There are days where art becomes like a bad day at the office, nothing seems to work right, the colors don't work together, the ground on the canvas is fighting back, it doesn't feel right what I am doing ... and the harder I try, the more it is getting frustrating. I guess it just is part of the process, being an artist can't be eternal bliss, I get it. If only I could accept that fact, embrace it and continue on until I hit the big wave again ... but easier said than done. Maybe it is the ego, maybe it is the little voice in my head telling me that unless I produce something that might sell, I have no right to be wasting a whole day or even a whole week (which yes, has happened before) in the studio.
But as always, there is the moment, where all of a sudden while seemingly in the middle of the fight, the light at the end of the tunnel starts shining through and once I am over that hump, things just fall into place, the colors work together and my color choices that seemed off yesterday actually do work, shapes are starting to form an image and my happiness returns and my wave is back again ... until next time. Hopefully I will remember to just keep going and to accept that it is just part of the process.
Winter is here … a snow storm and a cold snap are on their way. On cold days I cannot work in my nice and bright studio because it gets slightly too cold with all the big windows. It’s then that I work on my desk in the loft on smaller, less messy watercolor paintings. The wood stove right below the floor makes it really cozy in there, but it also feels restricting because of the head height. I guess it forces me to behave when I am painting. And actually I am looking forward to working a little more delicate for a few days …
This is a photo from last year ...
A great article by Venta Rutkauskas for the Community Arts Council of Williams Lake and Area:
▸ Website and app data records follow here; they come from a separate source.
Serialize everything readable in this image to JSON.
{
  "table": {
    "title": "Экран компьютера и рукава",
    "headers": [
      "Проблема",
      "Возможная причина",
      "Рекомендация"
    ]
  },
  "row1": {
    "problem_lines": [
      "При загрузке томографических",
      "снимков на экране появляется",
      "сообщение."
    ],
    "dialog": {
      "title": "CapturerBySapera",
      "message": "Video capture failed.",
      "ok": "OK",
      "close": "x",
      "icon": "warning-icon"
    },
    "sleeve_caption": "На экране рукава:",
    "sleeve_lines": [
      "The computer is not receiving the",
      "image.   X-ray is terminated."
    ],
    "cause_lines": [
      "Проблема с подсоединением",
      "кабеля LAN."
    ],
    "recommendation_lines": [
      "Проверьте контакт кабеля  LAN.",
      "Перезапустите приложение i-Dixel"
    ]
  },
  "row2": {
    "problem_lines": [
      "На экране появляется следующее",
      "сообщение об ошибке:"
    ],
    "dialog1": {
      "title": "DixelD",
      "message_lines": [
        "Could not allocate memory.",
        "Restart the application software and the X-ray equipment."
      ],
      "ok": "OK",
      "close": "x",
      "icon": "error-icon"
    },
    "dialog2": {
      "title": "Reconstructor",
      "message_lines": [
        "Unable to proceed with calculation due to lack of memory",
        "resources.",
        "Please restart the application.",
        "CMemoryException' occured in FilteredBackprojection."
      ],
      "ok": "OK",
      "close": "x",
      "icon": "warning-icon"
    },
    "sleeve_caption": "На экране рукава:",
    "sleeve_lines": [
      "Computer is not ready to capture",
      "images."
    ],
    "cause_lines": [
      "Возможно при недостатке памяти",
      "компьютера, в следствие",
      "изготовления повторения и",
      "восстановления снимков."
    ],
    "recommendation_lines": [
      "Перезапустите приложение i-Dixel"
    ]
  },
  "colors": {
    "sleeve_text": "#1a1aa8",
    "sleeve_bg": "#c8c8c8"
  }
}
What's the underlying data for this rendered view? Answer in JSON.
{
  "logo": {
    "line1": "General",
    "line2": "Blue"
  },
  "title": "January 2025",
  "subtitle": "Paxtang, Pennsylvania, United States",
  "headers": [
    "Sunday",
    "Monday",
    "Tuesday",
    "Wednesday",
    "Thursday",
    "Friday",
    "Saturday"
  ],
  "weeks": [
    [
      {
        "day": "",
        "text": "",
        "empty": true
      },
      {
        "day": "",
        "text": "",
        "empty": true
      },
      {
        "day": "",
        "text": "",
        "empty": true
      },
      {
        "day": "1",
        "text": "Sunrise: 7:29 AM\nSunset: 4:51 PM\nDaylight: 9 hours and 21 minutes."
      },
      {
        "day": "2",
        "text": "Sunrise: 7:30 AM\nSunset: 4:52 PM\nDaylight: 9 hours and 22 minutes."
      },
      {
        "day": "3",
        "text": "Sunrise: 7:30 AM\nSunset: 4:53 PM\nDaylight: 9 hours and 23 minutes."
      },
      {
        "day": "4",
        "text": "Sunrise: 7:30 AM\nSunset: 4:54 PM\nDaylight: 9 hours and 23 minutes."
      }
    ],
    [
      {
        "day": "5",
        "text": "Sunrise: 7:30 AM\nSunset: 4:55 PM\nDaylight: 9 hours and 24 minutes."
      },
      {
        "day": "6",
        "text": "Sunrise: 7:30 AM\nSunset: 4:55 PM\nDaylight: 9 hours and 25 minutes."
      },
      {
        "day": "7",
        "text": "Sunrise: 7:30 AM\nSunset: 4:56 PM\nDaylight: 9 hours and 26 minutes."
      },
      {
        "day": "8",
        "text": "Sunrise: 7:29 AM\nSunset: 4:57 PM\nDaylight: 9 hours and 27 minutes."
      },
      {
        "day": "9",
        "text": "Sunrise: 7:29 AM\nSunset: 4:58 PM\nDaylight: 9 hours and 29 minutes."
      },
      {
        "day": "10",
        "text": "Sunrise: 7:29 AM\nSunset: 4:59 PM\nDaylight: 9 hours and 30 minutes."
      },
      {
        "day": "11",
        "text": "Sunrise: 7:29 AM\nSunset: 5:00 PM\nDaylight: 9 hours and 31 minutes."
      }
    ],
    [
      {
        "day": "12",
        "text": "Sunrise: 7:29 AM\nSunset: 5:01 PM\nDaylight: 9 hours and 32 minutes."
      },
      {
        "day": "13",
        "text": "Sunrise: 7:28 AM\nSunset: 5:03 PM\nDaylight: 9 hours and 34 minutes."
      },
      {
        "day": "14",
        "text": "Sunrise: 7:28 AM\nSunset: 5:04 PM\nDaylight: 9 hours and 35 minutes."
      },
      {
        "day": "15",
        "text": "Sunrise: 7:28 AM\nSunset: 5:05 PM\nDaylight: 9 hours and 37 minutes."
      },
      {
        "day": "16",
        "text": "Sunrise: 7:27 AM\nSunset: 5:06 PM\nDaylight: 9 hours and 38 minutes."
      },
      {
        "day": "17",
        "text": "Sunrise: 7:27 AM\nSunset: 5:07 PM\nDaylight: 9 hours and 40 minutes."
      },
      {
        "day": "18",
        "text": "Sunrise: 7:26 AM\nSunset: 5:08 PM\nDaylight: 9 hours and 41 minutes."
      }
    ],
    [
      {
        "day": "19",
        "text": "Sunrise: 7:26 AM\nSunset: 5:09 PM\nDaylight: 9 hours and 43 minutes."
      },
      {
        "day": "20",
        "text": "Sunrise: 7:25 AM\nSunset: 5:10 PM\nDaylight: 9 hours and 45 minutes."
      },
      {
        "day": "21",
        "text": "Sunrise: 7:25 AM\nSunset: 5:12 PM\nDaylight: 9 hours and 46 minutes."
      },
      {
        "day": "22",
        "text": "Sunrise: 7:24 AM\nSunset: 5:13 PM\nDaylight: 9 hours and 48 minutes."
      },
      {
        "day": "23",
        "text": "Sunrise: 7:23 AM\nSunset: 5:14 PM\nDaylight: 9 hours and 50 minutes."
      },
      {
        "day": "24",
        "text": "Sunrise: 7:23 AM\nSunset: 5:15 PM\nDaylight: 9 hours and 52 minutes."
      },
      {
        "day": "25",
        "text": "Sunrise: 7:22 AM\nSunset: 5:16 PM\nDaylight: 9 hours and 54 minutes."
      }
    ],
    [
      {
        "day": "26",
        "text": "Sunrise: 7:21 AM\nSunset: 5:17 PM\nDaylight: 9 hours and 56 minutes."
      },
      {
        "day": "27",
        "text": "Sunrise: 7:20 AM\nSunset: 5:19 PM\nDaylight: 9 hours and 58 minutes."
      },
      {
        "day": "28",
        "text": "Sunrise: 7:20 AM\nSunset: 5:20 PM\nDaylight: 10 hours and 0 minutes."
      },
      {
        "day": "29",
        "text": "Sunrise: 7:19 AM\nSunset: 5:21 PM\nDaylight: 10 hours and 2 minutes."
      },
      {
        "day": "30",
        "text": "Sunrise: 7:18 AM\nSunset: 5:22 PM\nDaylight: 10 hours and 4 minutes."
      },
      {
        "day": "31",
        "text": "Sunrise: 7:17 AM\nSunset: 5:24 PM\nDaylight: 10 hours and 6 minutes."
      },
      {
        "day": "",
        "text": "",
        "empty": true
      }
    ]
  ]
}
If you have never heard of Williams Lake ... it is in the Carioboo region in the Central Interior of British Columbia, where cabin fever hits just about anybody, wolves, cougars and bears are not an uncommon sight, most people own a cowboy hat, and there seem to be only two seasons: rubber boots and flip flops, nothing in between.
previous global nomad turned recluse, living off the land in the B.C. wilderness (well, semi-wilderness), lover of anything four-legged, still believing in the good of humanity despite all that's going on in the world.